the Bharatiya Janata Party ( Mishra, 2017 ). And latterly, with considerable contribution from contemporary technologies of mass communication and voter manipulation, it has been institutionalised through the ballot box. The election (or near-election) of demagogic, right-wing nationalists in Europe in recent years seems indicative of a growing preference for illiberal democracy in the cultural home of liberalism. In opposition to liberal migration and trade policies, Europeans have increasingly opted for a closing-inwards of the nation state

Journal of Humanitarian Affairs
A Model for Historical Reflection in the Humanitarian Sector
Kevin O’Sullivan and Réiseal Ní Chéilleachair

us to do something quite different. Conclusion David Miliband’s insistence on long-term thinking in response to the global refugee crisis reminds us that there is very little that is new in the world of humanitarianism. We have, as his claim that the questions of the 1940s have ‘returned to public life’ suggests, faced many of these questions before ( Miliband, 2016 ). And while history does not repeat itself – the humanitarian situation in Europe after

Journal of Humanitarian Affairs
Mel Bunce

his organisation’s experience: In the Mediterranean our search and rescue operations have been falsely accused of colluding with traffickers. It started as a report in the Italian media and then Defend Europe, the far-right group, hired their own boat to try and stop what we were doing. Breitbart released a video which purported to prove our collusion with traffickers but showed nothing of the kind. We had to fight this propaganda without many resources… (cited in ibid .: 8) These allegations suck up valuable resources, not least by requiring

Journal of Humanitarian Affairs
Uses and Misuses of International Humanitarian Law and Humanitarian Principles
Rony Brauman

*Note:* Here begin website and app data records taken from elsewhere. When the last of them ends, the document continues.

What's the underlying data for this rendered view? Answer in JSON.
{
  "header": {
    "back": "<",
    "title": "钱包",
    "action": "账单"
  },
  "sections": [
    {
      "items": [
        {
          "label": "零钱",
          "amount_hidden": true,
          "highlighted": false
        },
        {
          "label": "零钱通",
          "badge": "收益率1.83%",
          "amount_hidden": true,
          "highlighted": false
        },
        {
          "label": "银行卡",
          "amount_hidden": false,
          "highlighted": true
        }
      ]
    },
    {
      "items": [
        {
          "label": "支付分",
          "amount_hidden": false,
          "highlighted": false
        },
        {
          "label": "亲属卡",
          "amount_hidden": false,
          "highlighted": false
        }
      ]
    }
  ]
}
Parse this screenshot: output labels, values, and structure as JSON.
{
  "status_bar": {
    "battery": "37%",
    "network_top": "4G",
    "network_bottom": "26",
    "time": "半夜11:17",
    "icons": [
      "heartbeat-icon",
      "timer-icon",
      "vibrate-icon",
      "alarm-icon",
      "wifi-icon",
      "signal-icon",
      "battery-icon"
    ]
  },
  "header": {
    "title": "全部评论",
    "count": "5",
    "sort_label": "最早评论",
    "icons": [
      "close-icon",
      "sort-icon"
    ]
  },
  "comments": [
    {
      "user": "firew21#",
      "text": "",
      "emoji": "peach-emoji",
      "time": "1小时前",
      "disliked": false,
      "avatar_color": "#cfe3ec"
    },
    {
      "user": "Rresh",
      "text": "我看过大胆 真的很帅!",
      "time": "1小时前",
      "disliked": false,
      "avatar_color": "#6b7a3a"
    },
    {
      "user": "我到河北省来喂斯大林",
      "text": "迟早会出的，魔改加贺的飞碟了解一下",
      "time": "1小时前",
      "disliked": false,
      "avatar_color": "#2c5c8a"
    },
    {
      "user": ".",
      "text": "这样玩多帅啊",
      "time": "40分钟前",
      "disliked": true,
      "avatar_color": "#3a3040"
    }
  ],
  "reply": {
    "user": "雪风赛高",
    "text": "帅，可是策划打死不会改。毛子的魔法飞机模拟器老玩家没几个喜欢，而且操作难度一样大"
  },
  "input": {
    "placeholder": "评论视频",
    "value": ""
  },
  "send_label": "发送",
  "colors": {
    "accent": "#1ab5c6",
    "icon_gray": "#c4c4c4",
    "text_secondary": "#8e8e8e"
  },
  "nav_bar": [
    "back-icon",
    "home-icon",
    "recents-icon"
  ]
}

appalling suffering of the wounded left to their fate. His book A Memory of Solferino , which he published in 1862 and called his ‘humanitarian manifesto’, was a major success in Europe. It led to the founding, in 1863, of the ‘International Committee for Relief to the Wounded’ – ten years later it would become the ICRC – whose first effort was the above-mentioned diplomatic conference, which started in 1864. Less than two years had elapsed between the publication of his account and the

Journal of Humanitarian Affairs
Open Access (free)
Architecture, Building and Humanitarian Innovation
Tom Scott-Smith

’, Independent , 30 June . Hartley , E. ( 2016 ), ‘ The Wearable Dwelling: A Coat for Refugees That Turns into a Tent ’, Guardian , 21 January . Hill , J. ( 2015 ), ‘ Migrant Crisis: Hamburg Uses Shipping Containers as Homes ’, BBC News , 6 October ,

Journal of Humanitarian Affairs
Rethinking Digital Divides by Linda Leung
Antonio Díaz Andrade

of access that results in the ‘haves’ versus the ‘have nots’. She convincingly argues that this definition, developed in the West, does not capture the complexities and transient nature of refugees using digital technology. The current refugee crisis has witnessed the displacement of close to 70 million people worldwide ( UNHCR, 2019 ) due to political conflict, criminal violence and war. While the waves of migrants reaching the coast of southern Europe has attracted global attention, Australia

Journal of Humanitarian Affairs